At sixteen, my mother protested the Vietnam War, sang in a band, and left home to hitchhike across the United States with her much older boyfriend, whom she called the Silver Fox. They were headed to the Woodstock music festival, and as she tells the story, they took acid on Tuesdays, LSD on Fridays, and missed the concert due to a broken-down car.
She left again at the age of seventeen, this time for London, where she took up residence in a Kensington squat and learned how to blow glass. She claims that she was the first female stained-glass blower in England, and while I have no idea how to fact-check that, or what it signifies, I do know that she made all the glass prisms that hung in our garden. I called them the rainbow makers, because they turned droplets of water into sparkling Technicolor bursts that danced around the array of things my mother grew, from roses and rhubarb to carrots and coreopsis—and sometimes psilocybin (magic mushrooms).
In London my mother also learned to make her famous chili. To be part of the squat meant everyone took turns adding one ingredient, often stolen, to the communal pot that stayed simmering on the stove all day. An onion, carrot, or bell pepper. A bag of beans. My mother’s recipe has twenty-eight ingredients, one for each day in February, and is a dish that I make to this day.
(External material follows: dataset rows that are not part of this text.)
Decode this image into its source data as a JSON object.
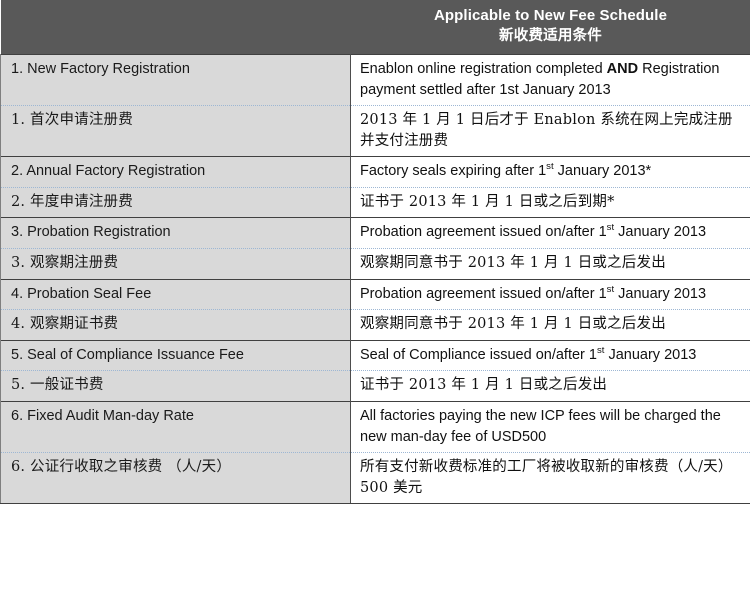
{
  "document": {
    "type": "table",
    "colors": {
      "header_bg": "#595959",
      "header_text": "#ffffff",
      "item_column_bg": "#D9D9D9",
      "condition_column_bg": "#ffffff",
      "group_separator": "#404040",
      "pair_separator": "#9db7d4"
    }
  },
  "table": {
    "header": {
      "item_column": "",
      "condition_column_en": "Applicable to New Fee Schedule",
      "condition_column_cn": "新收费适用条件"
    },
    "rows": [
      {
        "lang": "en",
        "separator": "solid",
        "item": "1. New Factory Registration",
        "condition_pre": "Enablon online registration completed ",
        "condition_bold": "AND",
        "condition_post": " Registration payment settled after 1st January 2013"
      },
      {
        "lang": "cn",
        "separator": "dotted",
        "item": "1. 首次申请注册费",
        "condition": "2013 年 1 月 1 日后才于 Enablon 系统在网上完成注册并支付注册费"
      },
      {
        "lang": "en",
        "separator": "solid",
        "item": "2. Annual Factory Registration",
        "condition_pre": "Factory seals expiring after 1",
        "condition_sup": "st",
        "condition_post": " January 2013*"
      },
      {
        "lang": "cn",
        "separator": "dotted",
        "item": "2. 年度申请注册费",
        "condition": "证书于 2013 年 1 月 1 日或之后到期*"
      },
      {
        "lang": "en",
        "separator": "solid",
        "item": "3. Probation Registration",
        "condition_pre": "Probation agreement issued on/after 1",
        "condition_sup": "st",
        "condition_post": " January 2013"
      },
      {
        "lang": "cn",
        "separator": "dotted",
        "item": "3. 观察期注册费",
        "condition": "观察期同意书于 2013 年 1 月 1 日或之后发出"
      },
      {
        "lang": "en",
        "separator": "solid",
        "item": "4. Probation Seal Fee",
        "condition_pre": "Probation agreement issued on/after 1",
        "condition_sup": "st",
        "condition_post": " January 2013"
      },
      {
        "lang": "cn",
        "separator": "dotted",
        "item": "4. 观察期证书费",
        "condition": "观察期同意书于 2013 年 1 月 1 日或之后发出"
      },
      {
        "lang": "en",
        "separator": "solid",
        "item": "5. Seal of Compliance Issuance Fee",
        "condition_pre": "Seal of Compliance issued on/after 1",
        "condition_sup": "st",
        "condition_post": " January 2013"
      },
      {
        "lang": "cn",
        "separator": "dotted",
        "item": "5. 一般证书费",
        "condition": "证书于 2013 年 1 月 1 日或之后发出"
      },
      {
        "lang": "en",
        "separator": "solid",
        "item": "6. Fixed Audit Man-day Rate",
        "condition_pre": "All factories paying the new ICP fees will be charged the new man-day fee of USD500",
        "condition_sup": "",
        "condition_post": ""
      },
      {
        "lang": "cn",
        "separator": "dotted",
        "item": "6. 公证行收取之审核费 （人/天）",
        "condition": "所有支付新收费标准的工厂将被收取新的审核费（人/天）500 美元"
      }
    ]
  }
}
My mother was in her mid-twenties and still living in London when her father died in a plane crash. He was an engineer for a Canadian royal commission that was creating a power-planning initiative for Ontario. He and eight others, including an indigenous chief, were flying in a Cessna on a research trip when their plane hit high-voltage wires while trying to land in bad weather. As a result, the Canadian government gave my grandmother a big chunk of money, which she subsequently used to take my mother on a trip around the world, to Morocco, India, and Japan, places that were all considered extremely exotic and foreign for Canadians in 1978. My mom and grandmother used this travel as an opportunity to get to know other cultures—and probably each other, as well.
Upon their return home, my mother decided to stay in Canada and go to university, which was where she met my father. She was going to call me Zoe, but then I entered the world still sound asleep, so she changed my name to Aurora, after Sleeping Beauty.
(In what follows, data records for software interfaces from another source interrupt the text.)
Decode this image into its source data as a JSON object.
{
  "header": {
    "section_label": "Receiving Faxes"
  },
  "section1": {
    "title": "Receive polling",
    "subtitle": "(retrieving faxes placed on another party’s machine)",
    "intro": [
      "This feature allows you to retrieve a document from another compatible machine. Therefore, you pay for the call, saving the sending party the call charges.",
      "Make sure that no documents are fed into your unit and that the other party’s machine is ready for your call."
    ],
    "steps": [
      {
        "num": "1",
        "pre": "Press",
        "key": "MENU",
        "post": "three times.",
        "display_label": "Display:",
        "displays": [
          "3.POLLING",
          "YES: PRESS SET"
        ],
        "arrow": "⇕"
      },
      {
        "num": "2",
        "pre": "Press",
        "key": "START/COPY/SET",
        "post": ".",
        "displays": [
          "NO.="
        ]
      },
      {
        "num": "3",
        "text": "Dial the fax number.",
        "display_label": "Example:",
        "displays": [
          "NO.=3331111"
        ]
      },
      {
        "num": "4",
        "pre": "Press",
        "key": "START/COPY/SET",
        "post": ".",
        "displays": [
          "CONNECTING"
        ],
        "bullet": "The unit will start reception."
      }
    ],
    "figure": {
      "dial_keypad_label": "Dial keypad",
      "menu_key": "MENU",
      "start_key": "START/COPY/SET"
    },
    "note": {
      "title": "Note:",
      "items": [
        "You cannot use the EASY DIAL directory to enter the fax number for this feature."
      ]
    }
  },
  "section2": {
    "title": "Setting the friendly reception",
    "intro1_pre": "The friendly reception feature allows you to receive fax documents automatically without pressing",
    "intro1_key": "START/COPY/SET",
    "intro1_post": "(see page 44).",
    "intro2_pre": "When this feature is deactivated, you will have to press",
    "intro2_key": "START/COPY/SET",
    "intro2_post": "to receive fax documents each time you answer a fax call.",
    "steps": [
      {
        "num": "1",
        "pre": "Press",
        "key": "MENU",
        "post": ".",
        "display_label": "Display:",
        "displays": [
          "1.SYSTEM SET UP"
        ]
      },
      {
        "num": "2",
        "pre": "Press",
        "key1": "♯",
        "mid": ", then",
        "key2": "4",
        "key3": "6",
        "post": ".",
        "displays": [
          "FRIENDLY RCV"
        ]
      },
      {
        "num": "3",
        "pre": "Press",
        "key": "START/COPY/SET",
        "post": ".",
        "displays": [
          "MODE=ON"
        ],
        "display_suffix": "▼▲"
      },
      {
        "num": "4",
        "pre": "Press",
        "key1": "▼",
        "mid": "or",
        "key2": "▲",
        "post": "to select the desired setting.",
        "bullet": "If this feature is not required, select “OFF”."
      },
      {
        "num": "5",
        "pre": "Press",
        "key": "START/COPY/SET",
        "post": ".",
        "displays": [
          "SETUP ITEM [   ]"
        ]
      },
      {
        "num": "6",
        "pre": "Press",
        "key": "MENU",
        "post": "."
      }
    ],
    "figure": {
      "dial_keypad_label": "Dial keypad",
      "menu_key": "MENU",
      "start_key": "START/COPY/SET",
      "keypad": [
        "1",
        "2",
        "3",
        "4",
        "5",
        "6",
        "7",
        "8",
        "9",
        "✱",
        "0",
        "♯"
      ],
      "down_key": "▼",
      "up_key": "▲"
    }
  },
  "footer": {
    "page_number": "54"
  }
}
I spent my first six years in a tiny town called Guelph living with my mother and grandmother in a small, white bungalow. “Nanny” helped raise me. She had big, bright, clear blue eyes that were magnified by glasses, the size and shape of clear sand dollars, and wore silk blouses with big floral patterns tucked neatly into her slacks or skirt. She never left the house without her hair pressed and set, lipstick applied, and often wearing a fur coat. She even got me a mini fur that matched one of hers, which I wore over my taffeta dresses with Mary Janes and ankle socks to see The Nutcracker, our annual ritual. I thought I was chic before ever knowing what the word meant. “A man does not buy his wife fur to keep her warm, but to keep her pleasant,” was something Nanny often said. She was a woman from a different era, old-fashioned, and always kept a linen hankie in her coat pocket with a Werther’s butterscotch.
While Nanny defined “ladylike,” my mother’s style was textbook Bohemian. She preferred Indian earth-toned cotton skirts with drawstrings that ended in tiny brass bells and wore tube tops (without a bra). She almost always had fresh-cut flowers clipped in her hair and would leave a trail of sandalwood, frangipani, and spice wherever she went because Nag Champa was her go-to scent. Though every so often she’d add a spritz of a Dior perfume called Poison.
My mother worked as a landscape architect for Mississauga, the small city outside of Toronto where she had grown up. One of her jobs was to preserve and protect public trees. When my friend’s father, a developer, cut down a tree that was on city property, she was livid.
Copyright © 2023 by Aurora James. All rights reserved. No part of this excerpt may be reproduced or reprinted without permission in writing from the publisher.